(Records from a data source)
=-=-=

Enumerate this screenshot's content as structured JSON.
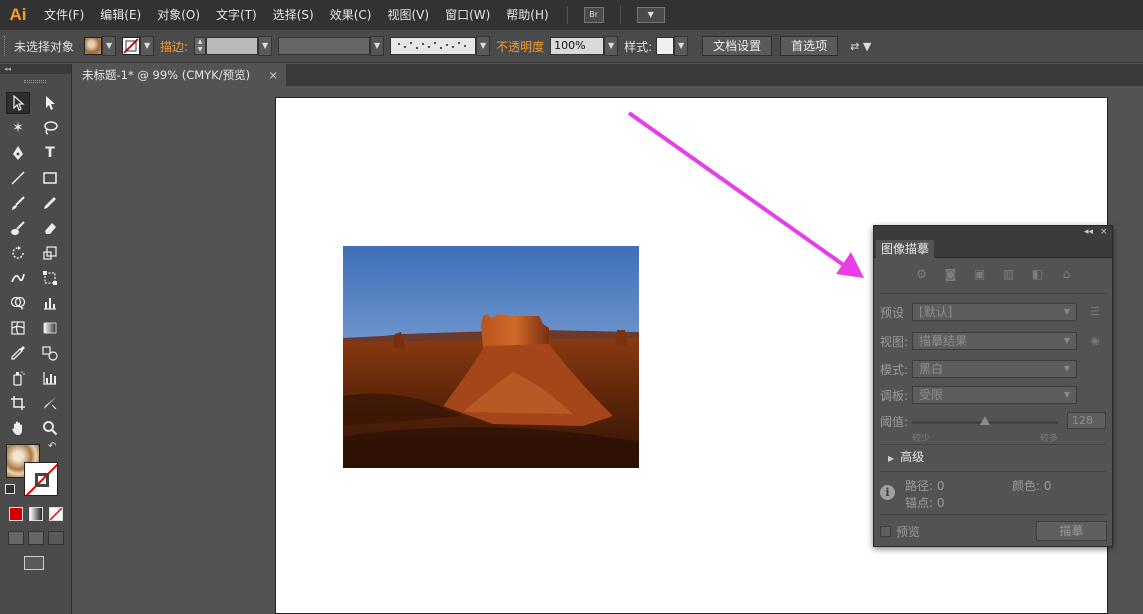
{
  "app": {
    "logo": "Ai"
  },
  "menu": [
    "文件(F)",
    "编辑(E)",
    "对象(O)",
    "文字(T)",
    "选择(S)",
    "效果(C)",
    "视图(V)",
    "窗口(W)",
    "帮助(H)"
  ],
  "menubar_buttons": {
    "bridge": "Br",
    "arrange": "▼"
  },
  "control": {
    "selection": "未选择对象",
    "stroke_label": "描边:",
    "opacity_label": "不透明度",
    "opacity_value": "100%",
    "style_label": "样式:",
    "doc_setup": "文档设置",
    "preferences": "首选项"
  },
  "document": {
    "tab_title": "未标题-1* @ 99% (CMYK/预览)",
    "close": "×"
  },
  "trace_panel": {
    "title": "图像描摹",
    "controls": {
      "collapse": "◂◂",
      "close": "×"
    },
    "preset_label": "预设",
    "preset_value": "[默认]",
    "view_label": "视图:",
    "view_value": "描摹结果",
    "mode_label": "模式:",
    "mode_value": "黑白",
    "palette_label": "调板:",
    "palette_value": "受限",
    "threshold_label": "阈值:",
    "threshold_value": "128",
    "threshold_fraction": 0.5,
    "less": "较少",
    "more": "较多",
    "advanced": "高级",
    "paths": "路径: 0",
    "colors": "颜色: 0",
    "anchors": "锚点: 0",
    "preview": "预览",
    "trace_button": "描摹"
  },
  "colors": {
    "arrow": "#e83ee8",
    "accent": "#f39c33"
  }
}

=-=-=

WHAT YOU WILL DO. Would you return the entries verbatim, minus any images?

RESPONSE TO THIS EXERCISE.
Enumerate this screenshot's content as structured JSON.
{
  "app": {
    "logo": "Ai"
  },
  "menu": [
    "文件(F)",
    "编辑(E)",
    "对象(O)",
    "文字(T)",
    "选择(S)",
    "效果(C)",
    "视图(V)",
    "窗口(W)",
    "帮助(H)"
  ],
  "menubar_buttons": {
    "bridge": "Br",
    "arrange": "▼"
  },
  "control": {
    "selection": "未选择对象",
    "stroke_label": "描边:",
    "opacity_label": "不透明度",
    "opacity_value": "100%",
    "style_label": "样式:",
    "doc_setup": "文档设置",
    "preferences": "首选项"
  },
  "document": {
    "tab_title": "未标题-1* @ 99% (CMYK/预览)",
    "close": "×"
  },
  "trace_panel": {
    "title": "图像描摹",
    "controls": {
      "collapse": "◂◂",
      "close": "×"
    },
    "preset_label": "预设",
    "preset_value": "[默认]",
    "view_label": "视图:",
    "view_value": "描摹结果",
    "mode_label": "模式:",
    "mode_value": "黑白",
    "palette_label": "调板:",
    "palette_value": "受限",
    "threshold_label": "阈值:",
    "threshold_value": "128",
    "threshold_fraction": 0.5,
    "less": "较少",
    "more": "较多",
    "advanced": "高级",
    "paths": "路径: 0",
    "colors": "颜色: 0",
    "anchors": "锚点: 0",
    "preview": "预览",
    "trace_button": "描摹"
  },
  "colors": {
    "arrow": "#e83ee8",
    "accent": "#f39c33"
  }
}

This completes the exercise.